1959 Warlock (Fox) by Edward Dmytryk.
1959 The Wonderful Country (United Artists) directed by Robert Parrish.
1960 Comanche Station (Columbia) directed by Budd Boetticher.
1960 Flaming Star (Paramount) directed Donald Siegel.
1960 Hell Bent For Leather (Universal) directed by George Sherman.
1960 The Unforgiven (MGM) directed John Huston.

I rewatched Flaming Star last weekend, much better than I remembered, actually a very good, well-acted (by Presley as well) and intelligent ‘Indians western’, only marred by some all too poetic Kiowa dialogue and a couple of uninspired moments

I miss Rio Bravo on the list.

What a dumb thing to say.

[quote=“scherpschutter, post:2, topic:3540”]I rewatched Flaming Star last weekend, much better than I remembered, actually a very good, well-acted (by Presley as well) and intelligent ‘Indians western’, only marred by some all too poetic Kiowa dialogue and a couple of uninspired moments

I miss Rio Bravo on the list.[/quote]

People tend to dismiss FLAMING STAR (1960) because it stars Elvis Presley. They expect a harmless piece of fluff and a silly musical, like most of his movies. But FLAMING STAR isn’t a musical. The obligatory song is dispensed with in the first five minutes. The film was to star Marlon Brando, who backed out at the last minute, and it defaulted to Elvis Presley. This was before his agent, Col. Tom Parker, began to exercise creative control over Elvis’ movies. FLAMING STAR is violent for its time with a hard-edged sensibility and a mature view of racial conflict in the west. The Kiowas resent the Anglos, the Anglos want to wipe out the Kiowas, both sides fear one another, and the family man who married an Indian gets stuck in the middle. They all pay the highest price, but especially the son played by Elvis, who finds himself rejected in both societies, and who feels guilty that his presence is bringing on disaster. “If this is how life is going to be,” says the half breed played by Elvis, “to hell with it.”

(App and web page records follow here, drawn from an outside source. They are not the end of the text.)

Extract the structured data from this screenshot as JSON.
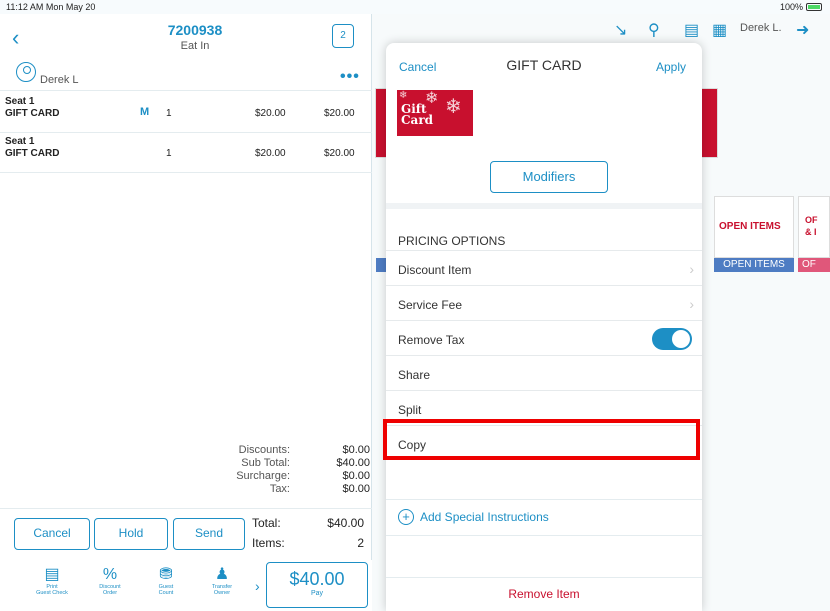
{
  "status": {
    "time": "11:12 AM  Mon May 20",
    "battery": "100%"
  },
  "order": {
    "number": "7200938",
    "type": "Eat In",
    "guest_count": "2",
    "user": "Derek L"
  },
  "items": [
    {
      "seat": "Seat 1",
      "name": "GIFT CARD",
      "modifier": "M",
      "qty": "1",
      "price": "$20.00",
      "ext": "$20.00"
    },
    {
      "seat": "Seat 1",
      "name": "GIFT CARD",
      "modifier": "",
      "qty": "1",
      "price": "$20.00",
      "ext": "$20.00"
    }
  ],
  "totals": {
    "discounts_label": "Discounts:",
    "discounts": "$0.00",
    "subtotal_label": "Sub Total:",
    "subtotal": "$40.00",
    "surcharge_label": "Surcharge:",
    "surcharge": "$0.00",
    "tax_label": "Tax:",
    "tax": "$0.00",
    "total_label": "Total:",
    "total": "$40.00",
    "items_label": "Items:",
    "items": "2"
  },
  "actions": {
    "cancel": "Cancel",
    "hold": "Hold",
    "send": "Send"
  },
  "bottom": [
    {
      "icon": "print-icon",
      "label": "Print\nGuest Check"
    },
    {
      "icon": "percent-icon",
      "label": "Discount\nOrder"
    },
    {
      "icon": "guest-icon",
      "label": "Guest\nCount"
    },
    {
      "icon": "transfer-icon",
      "label": "Transfer\nOwner"
    }
  ],
  "pay": {
    "amount": "$40.00",
    "label": "Pay"
  },
  "topbar": {
    "user": "Derek L."
  },
  "tiles": {
    "open_items": "OPEN ITEMS",
    "open_items_label": "OPEN ITEMS",
    "partial": "OF",
    "partial2": "& I"
  },
  "modal": {
    "cancel": "Cancel",
    "title": "GIFT CARD",
    "apply": "Apply",
    "gift_text1": "Gift",
    "gift_text2": "Card",
    "modifiers": "Modifiers",
    "section": "PRICING OPTIONS",
    "options": [
      "Discount Item",
      "Service Fee",
      "Remove Tax",
      "Share",
      "Split",
      "Copy"
    ],
    "special": "Add Special Instructions",
    "remove": "Remove Item"
  },
  "colors": {
    "accent": "#1d8fc5",
    "danger": "#c8102e",
    "highlight": "#ee0000"
  }
}
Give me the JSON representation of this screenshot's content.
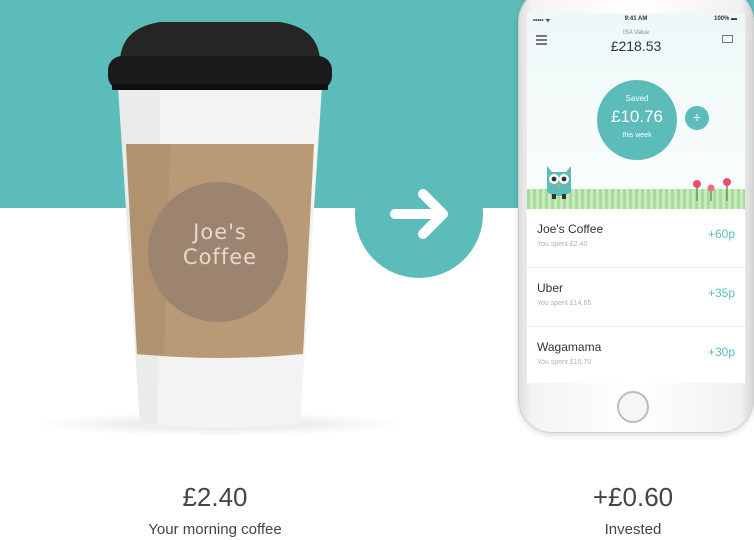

I don’t know about RIO BRAVO. I enjoy spending a couple of hours with John Wayne no matter what the film is. I also enjoy Angie Dickinson, Dean Martin, Rick Nelson and Walter Brennan. I’ve been enjoying the film my entire life, but all it does is talk, talk, talk. It’s your basic siege plot, played for character at the expense of action or suspense. The improvised scenes are redundant, long and loose and the humor isn’t funny. Everybody loves the film including me but I just don’t think it’s particularly good.